ICS Training Recap

During the week of November 4-7, Jacksonville Spillage Control (JSC) sponsored three advanced Incident Command System training courses. A BIG “THANK YOU” to JEA for providing their spacious and conveniently located Conservation Center for the training.

All of these courses were a huge success and were offered at no cost to our members. We encourage all members to make every effort to attend all available ICS training. We know it is difficult to send employees to training they may never need, but anyone who could be involved in a response on your facility or vessels needs a basic working knowledge of ICS.

The training was conducted by Doug Schuster and Ken Jones of Planning & Prevention Solutions. Both of these gentlemen are retired U.S. Coast Guard officers with over 50 years of combined experience in incident response and emergency management. Doug and Ken have mastered ICS by working on some of the nation’s largest spills and incidents including the Exxon Valdez, Hurricane Katrina, and the Deepwater Horizon.
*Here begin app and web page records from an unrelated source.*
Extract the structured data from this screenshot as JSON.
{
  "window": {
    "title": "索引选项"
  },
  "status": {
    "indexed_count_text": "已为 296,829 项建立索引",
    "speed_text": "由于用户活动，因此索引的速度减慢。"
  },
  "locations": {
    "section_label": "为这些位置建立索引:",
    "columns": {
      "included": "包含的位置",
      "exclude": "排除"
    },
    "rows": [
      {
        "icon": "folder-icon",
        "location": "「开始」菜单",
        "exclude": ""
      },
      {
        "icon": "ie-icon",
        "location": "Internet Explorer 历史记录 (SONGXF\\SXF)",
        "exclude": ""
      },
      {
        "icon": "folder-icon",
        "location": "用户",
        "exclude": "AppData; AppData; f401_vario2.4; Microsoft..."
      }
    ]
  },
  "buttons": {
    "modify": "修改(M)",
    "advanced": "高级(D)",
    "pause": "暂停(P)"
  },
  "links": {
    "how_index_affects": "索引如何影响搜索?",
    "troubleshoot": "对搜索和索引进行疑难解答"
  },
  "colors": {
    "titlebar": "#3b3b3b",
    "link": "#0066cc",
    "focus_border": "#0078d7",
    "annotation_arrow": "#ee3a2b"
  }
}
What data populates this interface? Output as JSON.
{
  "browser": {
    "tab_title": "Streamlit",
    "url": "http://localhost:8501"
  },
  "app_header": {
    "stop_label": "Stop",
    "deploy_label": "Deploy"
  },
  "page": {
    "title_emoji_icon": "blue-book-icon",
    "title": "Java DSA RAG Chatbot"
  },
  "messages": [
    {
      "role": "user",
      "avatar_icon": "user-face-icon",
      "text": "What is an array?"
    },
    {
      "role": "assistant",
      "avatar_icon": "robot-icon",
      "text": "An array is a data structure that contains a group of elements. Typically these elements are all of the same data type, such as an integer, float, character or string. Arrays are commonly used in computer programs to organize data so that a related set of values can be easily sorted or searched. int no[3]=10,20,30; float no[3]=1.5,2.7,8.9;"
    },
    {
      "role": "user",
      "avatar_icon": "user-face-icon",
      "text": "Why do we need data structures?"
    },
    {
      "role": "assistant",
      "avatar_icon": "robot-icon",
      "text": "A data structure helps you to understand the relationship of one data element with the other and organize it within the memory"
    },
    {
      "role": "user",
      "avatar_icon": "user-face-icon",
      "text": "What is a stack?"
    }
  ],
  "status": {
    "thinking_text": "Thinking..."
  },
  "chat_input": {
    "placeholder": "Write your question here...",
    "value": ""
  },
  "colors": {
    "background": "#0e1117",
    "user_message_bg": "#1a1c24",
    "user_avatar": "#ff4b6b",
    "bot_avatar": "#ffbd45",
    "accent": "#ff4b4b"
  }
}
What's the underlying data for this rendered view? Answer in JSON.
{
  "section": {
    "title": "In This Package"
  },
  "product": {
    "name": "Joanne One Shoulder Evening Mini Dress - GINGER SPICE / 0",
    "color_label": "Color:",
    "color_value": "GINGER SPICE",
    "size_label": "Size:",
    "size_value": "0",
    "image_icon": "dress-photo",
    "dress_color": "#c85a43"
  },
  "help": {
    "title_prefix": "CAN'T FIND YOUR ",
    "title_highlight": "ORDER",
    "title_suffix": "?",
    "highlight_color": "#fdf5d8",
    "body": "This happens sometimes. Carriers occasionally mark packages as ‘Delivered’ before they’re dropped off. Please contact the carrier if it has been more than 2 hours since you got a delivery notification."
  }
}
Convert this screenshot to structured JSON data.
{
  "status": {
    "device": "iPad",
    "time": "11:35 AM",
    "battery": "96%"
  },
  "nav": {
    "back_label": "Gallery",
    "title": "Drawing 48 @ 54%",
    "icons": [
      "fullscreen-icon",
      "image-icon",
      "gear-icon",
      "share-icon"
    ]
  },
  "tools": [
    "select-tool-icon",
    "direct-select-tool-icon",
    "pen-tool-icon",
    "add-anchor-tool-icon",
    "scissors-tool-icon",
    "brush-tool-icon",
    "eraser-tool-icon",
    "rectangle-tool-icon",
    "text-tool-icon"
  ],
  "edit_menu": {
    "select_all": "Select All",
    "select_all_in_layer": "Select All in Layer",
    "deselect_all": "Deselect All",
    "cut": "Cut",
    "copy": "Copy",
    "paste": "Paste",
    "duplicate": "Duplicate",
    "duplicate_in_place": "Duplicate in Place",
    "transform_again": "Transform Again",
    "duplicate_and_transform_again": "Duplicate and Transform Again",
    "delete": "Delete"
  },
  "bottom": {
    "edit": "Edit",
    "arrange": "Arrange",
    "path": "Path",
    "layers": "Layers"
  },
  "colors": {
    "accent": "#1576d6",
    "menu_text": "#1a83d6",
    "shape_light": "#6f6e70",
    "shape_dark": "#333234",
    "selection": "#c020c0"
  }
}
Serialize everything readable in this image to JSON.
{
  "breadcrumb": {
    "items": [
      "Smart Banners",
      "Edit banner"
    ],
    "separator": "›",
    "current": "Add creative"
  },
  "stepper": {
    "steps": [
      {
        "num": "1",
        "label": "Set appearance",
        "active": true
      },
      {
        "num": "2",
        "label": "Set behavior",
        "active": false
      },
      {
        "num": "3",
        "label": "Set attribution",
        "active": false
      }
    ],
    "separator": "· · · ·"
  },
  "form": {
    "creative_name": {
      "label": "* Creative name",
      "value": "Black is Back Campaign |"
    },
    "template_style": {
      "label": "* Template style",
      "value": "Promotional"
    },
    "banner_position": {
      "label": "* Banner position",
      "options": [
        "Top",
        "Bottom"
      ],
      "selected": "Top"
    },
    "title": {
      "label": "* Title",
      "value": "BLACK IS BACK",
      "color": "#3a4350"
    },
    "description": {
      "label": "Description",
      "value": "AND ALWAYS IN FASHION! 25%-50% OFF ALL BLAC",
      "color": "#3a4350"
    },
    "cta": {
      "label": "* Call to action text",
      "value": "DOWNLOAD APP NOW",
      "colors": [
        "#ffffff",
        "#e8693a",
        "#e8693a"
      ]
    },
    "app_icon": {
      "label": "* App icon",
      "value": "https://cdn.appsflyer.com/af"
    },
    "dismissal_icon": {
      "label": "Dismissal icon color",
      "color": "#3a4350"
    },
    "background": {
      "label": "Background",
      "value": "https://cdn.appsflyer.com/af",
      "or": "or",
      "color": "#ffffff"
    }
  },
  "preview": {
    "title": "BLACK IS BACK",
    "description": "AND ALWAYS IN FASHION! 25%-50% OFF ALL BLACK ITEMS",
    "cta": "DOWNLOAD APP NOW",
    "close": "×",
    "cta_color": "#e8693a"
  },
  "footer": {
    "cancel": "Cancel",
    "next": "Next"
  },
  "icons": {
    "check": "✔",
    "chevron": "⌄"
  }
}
On November 4, we held an Operations Section Chief workshop that provided great insight on the development of strategies and tactics to implement the Unified Command’s operational objectives. We also learned how to monitor and evaluate current response operations while simultaneously identifying the required resources, personnel and work assignments for the next operational period.

On November 5, we held a Planning Section Chief workshop where we learned about the critical role the Planning Officer plays in the management of the ICS process and development of a complete and sustainable Incident Action Planning. We also delved into the vital units supervised by the Planning Officer such as the Situation Unit, Resource Unit, and Documentation Unit who all have critical roles in a successful response.

On November 6 and 7, we held a two-day Initial Response Team course. During this training, we learned the skills to successfully manage the chaos that often occurs in the initial stages of a response. We all know now that during the first hours on an incident we must:

  1. Ensure safety of personnel,
  2. Make required notifications, and
  3. Develop an accurate assessment of the situation.

Students participated in multiple exercises that provided realistic hands-on training to master the development of a comprehensive ICS-201 and build the skills required to be a member of an initial Incident Management Team.